Interface dataset entries
══════
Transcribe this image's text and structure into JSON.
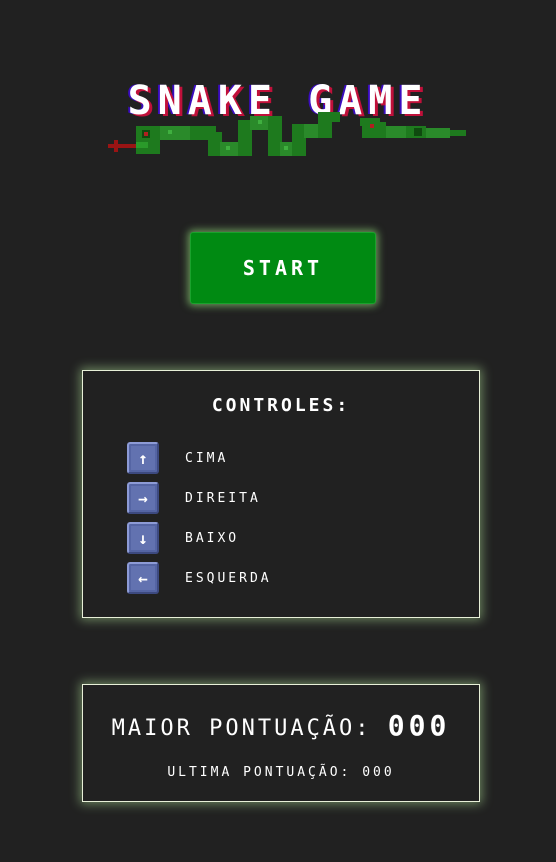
{
  "title": "SNAKE GAME",
  "start_button": "START",
  "controls": {
    "title": "CONTROLES:",
    "items": [
      {
        "icon": "arrow-up-icon",
        "symbol": "↑",
        "label": "CIMA"
      },
      {
        "icon": "arrow-right-icon",
        "symbol": "→",
        "label": "DIREITA"
      },
      {
        "icon": "arrow-down-icon",
        "symbol": "↓",
        "label": "BAIXO"
      },
      {
        "icon": "arrow-left-icon",
        "symbol": "←",
        "label": "ESQUERDA"
      }
    ]
  },
  "scores": {
    "best_label": "MAIOR PONTUAÇÃO:",
    "best_value": "000",
    "last_label": "ULTIMA PONTUAÇÃO:",
    "last_value": "000"
  },
  "colors": {
    "background": "#212121",
    "start_button": "#008a12",
    "snake_green": "#1e7a1e",
    "key_blue": "#6272b0",
    "panel_border": "#e8f0d8"
  }
}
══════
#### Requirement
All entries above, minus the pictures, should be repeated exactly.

#### Output for this task
Transcribe this image's text and structure into JSON.
{
  "title": "SNAKE GAME",
  "start_button": "START",
  "controls": {
    "title": "CONTROLES:",
    "items": [
      {
        "icon": "arrow-up-icon",
        "symbol": "↑",
        "label": "CIMA"
      },
      {
        "icon": "arrow-right-icon",
        "symbol": "→",
        "label": "DIREITA"
      },
      {
        "icon": "arrow-down-icon",
        "symbol": "↓",
        "label": "BAIXO"
      },
      {
        "icon": "arrow-left-icon",
        "symbol": "←",
        "label": "ESQUERDA"
      }
    ]
  },
  "scores": {
    "best_label": "MAIOR PONTUAÇÃO:",
    "best_value": "000",
    "last_label": "ULTIMA PONTUAÇÃO:",
    "last_value": "000"
  },
  "colors": {
    "background": "#212121",
    "start_button": "#008a12",
    "snake_green": "#1e7a1e",
    "key_blue": "#6272b0",
    "panel_border": "#e8f0d8"
  }
}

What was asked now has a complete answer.